  • People in various occupations, namely, farmers, artisans, cobblers, carpenters, etc. used to exchange their products and services among themselves.

The barter system is not prevalent now. In today’s world nobody pays any good in exchange of another good. Everybody pays money to buy goods and services.

Demerits of Barter System

1. A common problem with the barter system is the lack of double coincidence of wants. Double coincidence of wants mean that if one wants to exchange some good with another person then the latter must also be willing to exchange his good with the first person. For example, a person wants cloth and he has rice with him to offer in return. Then he can exchange rice for cloth with another person who has cloth and who also wants rice. In practical life, such situation may or may not arise.

A related problem of barter system was that, one had to spend lot of time in searching for the person who was ready to exchange. However, in the early period of human civilisation this was a very difficult task as there was no proper facility with regard to transport and communication.

2. Lack of division of goods: Certain goods are not physically divisible into small pieces. Suppose, a person possesses a cow and he wants items, such as cloth, food grains, etc. Then how much of cow can be traded for cloth; how much of cow can be traded for food grains? It was very difficult to determine because, a cow cannot be divided into several pieces.

3. Lack of divisibility of goods: Under barter system, it was difficult to equate the values of different goods which were traded because of lack of common unit of measurement. For example, it will be very difficult to determine the amount of cow required to trade for some specific amount of food grains, or some yards of cloth. 

4. Another problem of barter system is that a person must store a large volume of his own good in order to exchange for his or her desired goods with others on day to day basis. For example, a farmer who has produced wheat. Obviously he will use some amount of wheat for his own consumption and keep some amount to get other necessary items by trading with others. If he wants furniture, then he will go to a carpenter who is willing to trade furniture in return of his wheat. Similarly, if he wants cloth, then he has to trade with a weaver who is ready to give cloth by receiving wheat and so on.

5. A major problem of barter system is that, a good looses its original quality and value if it is stored for a long period. Many goods, such as salt, vegetables, etc, are perishable. Hence, goods were never accepted for trading in future because they could not be used as store of value.

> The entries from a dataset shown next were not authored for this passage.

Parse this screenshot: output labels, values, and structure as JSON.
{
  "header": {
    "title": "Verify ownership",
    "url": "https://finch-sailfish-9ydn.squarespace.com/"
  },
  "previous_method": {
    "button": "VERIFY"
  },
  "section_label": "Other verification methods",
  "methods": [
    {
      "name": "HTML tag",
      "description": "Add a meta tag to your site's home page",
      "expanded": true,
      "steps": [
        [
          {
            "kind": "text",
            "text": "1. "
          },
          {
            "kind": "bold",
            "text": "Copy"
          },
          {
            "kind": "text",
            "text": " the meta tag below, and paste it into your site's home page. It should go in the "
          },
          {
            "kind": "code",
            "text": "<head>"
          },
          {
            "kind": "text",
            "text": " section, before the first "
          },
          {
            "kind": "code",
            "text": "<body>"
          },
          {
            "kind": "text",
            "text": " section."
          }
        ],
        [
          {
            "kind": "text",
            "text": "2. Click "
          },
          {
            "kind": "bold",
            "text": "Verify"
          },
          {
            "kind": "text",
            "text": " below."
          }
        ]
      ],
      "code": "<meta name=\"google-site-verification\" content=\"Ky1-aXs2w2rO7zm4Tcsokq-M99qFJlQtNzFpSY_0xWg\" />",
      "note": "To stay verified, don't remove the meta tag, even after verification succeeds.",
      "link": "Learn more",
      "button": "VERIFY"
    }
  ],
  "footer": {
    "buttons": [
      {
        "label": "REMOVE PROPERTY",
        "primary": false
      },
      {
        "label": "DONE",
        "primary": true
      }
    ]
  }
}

This also implies that no good could be used for the purpose of lending and borrowing.

Due to above problems, the barter system could not continue for long. As human civilisation progressed people realised that there has to be some common medium of exchange which can be easily carried, stored, and used to express value of a good. So money came into being. Hence, the need for money arose due to the failure of barter system.